Uranium stocks follow spot price higher

The uranium market had a lot going for it at the start of 2014, including the prospects of a Japanese nuclear reactor restart that now, at least partially seems to be close.

The end of the Russia-US megatons to megawatts program last August, eliminating a huge source of supply was also supposed to support the market that had been in a long-term decline since hitting all-time highs of $135 in 2007 and was devastated after the Fukushima disaster in 2011.

China's plans to approve six to eight plants a year through 2020 – part of its war on pollution – is still being worked at but so far the uranium price has shrugged all good indicators sliding to $28 a pound earlier this year, levels last seen in 2005.

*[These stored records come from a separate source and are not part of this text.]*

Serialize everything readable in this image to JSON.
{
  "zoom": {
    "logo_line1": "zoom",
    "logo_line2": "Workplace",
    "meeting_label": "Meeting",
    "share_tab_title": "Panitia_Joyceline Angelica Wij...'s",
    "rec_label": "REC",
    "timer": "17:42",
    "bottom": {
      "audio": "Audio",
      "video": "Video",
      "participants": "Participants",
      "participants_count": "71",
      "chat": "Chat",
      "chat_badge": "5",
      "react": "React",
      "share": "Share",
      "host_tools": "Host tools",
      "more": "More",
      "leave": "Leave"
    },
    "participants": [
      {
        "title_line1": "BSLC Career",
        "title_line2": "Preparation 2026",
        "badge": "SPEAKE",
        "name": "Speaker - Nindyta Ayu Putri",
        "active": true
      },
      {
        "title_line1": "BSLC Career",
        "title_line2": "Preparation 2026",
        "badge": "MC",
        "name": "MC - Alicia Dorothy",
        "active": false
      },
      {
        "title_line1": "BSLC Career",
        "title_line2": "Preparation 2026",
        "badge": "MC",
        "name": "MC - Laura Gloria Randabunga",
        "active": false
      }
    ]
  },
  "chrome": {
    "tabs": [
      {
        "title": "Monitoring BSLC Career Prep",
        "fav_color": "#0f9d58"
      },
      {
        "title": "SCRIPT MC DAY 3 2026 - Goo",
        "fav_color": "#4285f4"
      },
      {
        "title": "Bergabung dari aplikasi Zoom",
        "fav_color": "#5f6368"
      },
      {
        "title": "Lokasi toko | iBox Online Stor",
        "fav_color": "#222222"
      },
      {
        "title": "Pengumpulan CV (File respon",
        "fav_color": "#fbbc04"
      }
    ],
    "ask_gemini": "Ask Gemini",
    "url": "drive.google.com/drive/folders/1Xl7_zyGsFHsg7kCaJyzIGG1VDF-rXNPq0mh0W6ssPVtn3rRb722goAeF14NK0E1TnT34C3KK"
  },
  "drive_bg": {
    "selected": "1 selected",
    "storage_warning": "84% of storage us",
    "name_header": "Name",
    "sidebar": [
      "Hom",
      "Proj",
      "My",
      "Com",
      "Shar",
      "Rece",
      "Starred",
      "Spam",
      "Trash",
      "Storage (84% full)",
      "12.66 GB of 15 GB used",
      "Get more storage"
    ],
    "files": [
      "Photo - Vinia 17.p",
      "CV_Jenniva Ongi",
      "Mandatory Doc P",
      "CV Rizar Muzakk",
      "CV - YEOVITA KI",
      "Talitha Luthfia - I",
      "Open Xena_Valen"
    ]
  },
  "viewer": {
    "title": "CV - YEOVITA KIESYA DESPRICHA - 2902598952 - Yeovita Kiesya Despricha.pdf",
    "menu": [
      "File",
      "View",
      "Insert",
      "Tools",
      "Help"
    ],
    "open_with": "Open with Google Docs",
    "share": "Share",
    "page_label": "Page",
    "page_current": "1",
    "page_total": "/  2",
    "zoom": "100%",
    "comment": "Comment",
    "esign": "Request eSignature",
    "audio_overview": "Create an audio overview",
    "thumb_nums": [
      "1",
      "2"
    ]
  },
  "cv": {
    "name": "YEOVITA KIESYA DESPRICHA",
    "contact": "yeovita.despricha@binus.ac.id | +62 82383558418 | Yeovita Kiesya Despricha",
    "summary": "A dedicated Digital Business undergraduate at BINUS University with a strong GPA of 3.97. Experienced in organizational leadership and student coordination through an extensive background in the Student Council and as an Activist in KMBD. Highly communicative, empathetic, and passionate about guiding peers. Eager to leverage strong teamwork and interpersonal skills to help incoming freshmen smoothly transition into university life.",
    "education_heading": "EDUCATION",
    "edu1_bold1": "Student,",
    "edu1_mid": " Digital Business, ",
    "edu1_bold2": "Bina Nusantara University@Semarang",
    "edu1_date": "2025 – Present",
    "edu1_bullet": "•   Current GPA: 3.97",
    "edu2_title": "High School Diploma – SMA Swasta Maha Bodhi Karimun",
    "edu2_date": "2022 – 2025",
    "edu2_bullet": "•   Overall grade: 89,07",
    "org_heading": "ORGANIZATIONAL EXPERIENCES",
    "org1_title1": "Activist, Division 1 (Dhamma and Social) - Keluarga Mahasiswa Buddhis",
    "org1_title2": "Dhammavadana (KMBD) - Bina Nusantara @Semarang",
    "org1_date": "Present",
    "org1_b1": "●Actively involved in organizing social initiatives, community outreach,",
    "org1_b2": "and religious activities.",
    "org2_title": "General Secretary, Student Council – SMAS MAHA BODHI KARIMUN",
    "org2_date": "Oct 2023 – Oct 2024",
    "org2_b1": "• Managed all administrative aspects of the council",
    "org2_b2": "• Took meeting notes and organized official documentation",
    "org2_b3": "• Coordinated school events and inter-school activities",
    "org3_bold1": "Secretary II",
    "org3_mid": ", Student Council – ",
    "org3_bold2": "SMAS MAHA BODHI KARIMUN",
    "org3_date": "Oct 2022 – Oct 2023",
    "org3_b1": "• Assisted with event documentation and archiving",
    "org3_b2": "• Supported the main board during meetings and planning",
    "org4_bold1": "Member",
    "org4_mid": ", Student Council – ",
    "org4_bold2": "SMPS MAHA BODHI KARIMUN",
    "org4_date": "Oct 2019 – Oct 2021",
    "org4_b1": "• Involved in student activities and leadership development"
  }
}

Haywood Securities in a new research note reports that the turnaround in the spot U3O8 price is gaining momentum, jumping 3.3% to $31 a pound this week and up nearly 8% in August.

The broker's average price tracked by the Vancouver-based independent investment dealer with $5 billion under management has enjoyed 13 session gains out of the last 15, adding more than 10% in August to $31.63.

The long term price, where most uranium business is conducted, is still languishing at $44 a pound, a six year low, but the differential to spot has narrowed 35% over the past year, which at some point should help drag the long term price higher.

Haywood forecasts a spot uranium price of $39.50 and a long term price of $57.50 next year and further improvement in prices to more than $70 within five years.

After an early 2014 run-up uranium stocks entered a sharp correction in March, but many shares in the sector is now playing catch-up with the improving spot price.

Near-term producers tracked by Haywood are up almost 25% so far this quarter, while explorers have enjoyed a 15% bounce since the beginning of July.